_Exercise brief_
Report each line of the data below in which "only" appears.

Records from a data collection
........

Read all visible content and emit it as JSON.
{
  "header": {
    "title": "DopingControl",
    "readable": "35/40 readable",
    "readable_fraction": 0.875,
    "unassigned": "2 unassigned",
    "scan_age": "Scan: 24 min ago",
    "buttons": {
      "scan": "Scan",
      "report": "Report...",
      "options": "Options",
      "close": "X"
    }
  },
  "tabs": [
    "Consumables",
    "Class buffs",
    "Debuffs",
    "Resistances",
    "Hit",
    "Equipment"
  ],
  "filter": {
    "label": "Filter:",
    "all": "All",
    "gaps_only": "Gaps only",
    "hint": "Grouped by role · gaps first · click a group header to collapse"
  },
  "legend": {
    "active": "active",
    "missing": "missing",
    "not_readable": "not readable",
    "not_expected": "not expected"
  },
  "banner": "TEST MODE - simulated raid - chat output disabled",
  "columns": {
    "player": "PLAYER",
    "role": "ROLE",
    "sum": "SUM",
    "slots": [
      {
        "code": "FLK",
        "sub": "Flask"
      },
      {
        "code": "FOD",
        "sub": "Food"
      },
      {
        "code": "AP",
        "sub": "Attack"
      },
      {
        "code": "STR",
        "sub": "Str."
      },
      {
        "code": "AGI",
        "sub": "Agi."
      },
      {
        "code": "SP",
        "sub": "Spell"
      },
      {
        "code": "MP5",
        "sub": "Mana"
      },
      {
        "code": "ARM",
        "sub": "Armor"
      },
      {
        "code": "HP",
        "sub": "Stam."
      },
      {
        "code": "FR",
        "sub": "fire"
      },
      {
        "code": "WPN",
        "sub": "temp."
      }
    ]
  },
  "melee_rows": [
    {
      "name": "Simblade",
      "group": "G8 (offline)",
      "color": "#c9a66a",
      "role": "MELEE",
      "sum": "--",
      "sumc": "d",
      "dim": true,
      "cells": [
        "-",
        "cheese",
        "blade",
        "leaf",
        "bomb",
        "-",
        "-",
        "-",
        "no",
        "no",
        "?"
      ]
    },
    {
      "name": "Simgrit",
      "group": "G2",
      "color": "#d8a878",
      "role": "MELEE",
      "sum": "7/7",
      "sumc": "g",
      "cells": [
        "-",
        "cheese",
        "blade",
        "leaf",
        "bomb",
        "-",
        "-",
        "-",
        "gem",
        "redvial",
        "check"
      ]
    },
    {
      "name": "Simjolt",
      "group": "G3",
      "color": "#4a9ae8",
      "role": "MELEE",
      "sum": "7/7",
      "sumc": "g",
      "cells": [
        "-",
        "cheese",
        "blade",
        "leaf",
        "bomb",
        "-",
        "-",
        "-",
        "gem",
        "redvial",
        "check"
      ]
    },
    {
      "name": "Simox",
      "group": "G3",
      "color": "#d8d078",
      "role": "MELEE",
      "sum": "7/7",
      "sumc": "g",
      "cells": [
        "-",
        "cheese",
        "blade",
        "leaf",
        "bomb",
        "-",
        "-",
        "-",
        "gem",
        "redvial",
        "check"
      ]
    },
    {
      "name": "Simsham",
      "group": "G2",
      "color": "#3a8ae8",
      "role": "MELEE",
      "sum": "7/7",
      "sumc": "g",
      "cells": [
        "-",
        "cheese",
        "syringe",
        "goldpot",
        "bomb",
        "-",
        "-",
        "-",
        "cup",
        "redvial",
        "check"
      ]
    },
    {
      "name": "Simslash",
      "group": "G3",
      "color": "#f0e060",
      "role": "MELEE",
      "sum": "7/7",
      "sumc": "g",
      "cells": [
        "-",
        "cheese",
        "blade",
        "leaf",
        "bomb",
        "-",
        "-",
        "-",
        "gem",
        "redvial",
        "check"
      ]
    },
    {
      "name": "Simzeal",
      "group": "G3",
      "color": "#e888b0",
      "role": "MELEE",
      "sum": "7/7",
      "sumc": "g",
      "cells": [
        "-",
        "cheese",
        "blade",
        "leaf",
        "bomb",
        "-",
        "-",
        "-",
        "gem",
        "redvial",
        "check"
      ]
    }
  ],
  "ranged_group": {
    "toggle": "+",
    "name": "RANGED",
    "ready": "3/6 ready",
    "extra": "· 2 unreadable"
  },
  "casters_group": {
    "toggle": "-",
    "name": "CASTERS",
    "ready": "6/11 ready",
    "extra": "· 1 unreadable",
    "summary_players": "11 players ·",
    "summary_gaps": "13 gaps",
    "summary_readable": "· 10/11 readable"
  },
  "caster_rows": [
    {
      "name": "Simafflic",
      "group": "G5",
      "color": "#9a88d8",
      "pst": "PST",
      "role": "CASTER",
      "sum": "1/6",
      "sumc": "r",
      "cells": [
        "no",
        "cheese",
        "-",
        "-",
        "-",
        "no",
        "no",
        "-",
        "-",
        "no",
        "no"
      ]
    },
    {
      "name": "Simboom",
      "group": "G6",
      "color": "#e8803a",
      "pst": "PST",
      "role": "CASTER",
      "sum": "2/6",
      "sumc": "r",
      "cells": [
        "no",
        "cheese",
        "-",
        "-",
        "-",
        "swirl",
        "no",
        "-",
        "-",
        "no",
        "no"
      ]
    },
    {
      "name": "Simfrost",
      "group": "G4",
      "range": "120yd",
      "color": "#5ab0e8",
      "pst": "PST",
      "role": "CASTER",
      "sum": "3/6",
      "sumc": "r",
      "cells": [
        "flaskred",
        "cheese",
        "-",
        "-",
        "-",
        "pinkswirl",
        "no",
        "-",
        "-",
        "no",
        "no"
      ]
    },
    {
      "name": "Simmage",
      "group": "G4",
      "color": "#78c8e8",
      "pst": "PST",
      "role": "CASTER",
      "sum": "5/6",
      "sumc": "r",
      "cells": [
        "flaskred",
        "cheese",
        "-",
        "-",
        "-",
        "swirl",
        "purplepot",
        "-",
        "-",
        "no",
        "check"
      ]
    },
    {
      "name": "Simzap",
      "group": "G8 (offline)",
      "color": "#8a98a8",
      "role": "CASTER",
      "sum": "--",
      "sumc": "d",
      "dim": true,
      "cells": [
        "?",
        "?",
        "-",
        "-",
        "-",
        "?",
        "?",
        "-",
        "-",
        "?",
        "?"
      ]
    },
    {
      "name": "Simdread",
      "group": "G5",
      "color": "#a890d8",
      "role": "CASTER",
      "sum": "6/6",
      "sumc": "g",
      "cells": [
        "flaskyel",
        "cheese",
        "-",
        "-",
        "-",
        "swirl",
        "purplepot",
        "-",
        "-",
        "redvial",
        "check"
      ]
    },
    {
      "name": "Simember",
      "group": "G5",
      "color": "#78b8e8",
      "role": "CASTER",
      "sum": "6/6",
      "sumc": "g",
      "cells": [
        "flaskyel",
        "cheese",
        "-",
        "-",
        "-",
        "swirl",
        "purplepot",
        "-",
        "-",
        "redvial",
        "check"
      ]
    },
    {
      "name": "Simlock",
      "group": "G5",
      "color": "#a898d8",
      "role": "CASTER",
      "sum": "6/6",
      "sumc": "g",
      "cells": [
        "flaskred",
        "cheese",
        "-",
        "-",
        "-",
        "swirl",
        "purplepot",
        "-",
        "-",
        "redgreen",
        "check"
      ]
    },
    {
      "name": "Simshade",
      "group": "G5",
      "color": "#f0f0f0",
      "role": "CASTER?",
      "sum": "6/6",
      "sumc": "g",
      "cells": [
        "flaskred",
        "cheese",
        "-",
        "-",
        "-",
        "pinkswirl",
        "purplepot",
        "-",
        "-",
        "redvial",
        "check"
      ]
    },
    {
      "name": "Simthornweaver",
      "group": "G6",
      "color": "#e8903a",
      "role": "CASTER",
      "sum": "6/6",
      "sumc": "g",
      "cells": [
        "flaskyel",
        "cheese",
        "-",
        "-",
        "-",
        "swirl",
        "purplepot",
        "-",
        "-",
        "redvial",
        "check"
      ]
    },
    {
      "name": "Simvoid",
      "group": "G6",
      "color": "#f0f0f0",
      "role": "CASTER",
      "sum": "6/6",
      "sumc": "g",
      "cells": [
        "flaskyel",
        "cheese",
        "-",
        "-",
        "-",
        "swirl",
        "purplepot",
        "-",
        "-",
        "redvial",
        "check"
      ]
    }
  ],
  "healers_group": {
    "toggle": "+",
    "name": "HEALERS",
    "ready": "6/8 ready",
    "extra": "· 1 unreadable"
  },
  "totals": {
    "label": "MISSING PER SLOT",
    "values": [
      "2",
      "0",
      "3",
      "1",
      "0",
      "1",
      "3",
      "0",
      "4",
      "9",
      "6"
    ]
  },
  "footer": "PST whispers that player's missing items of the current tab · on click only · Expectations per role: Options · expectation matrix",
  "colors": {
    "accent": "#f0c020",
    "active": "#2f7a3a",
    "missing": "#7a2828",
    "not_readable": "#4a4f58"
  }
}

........

_Result_
    "gaps_only": "Gaps only",
  "footer": "PST whispers that player's missing items of the current tab · on click only · Expectations per role: Options · expectation matrix",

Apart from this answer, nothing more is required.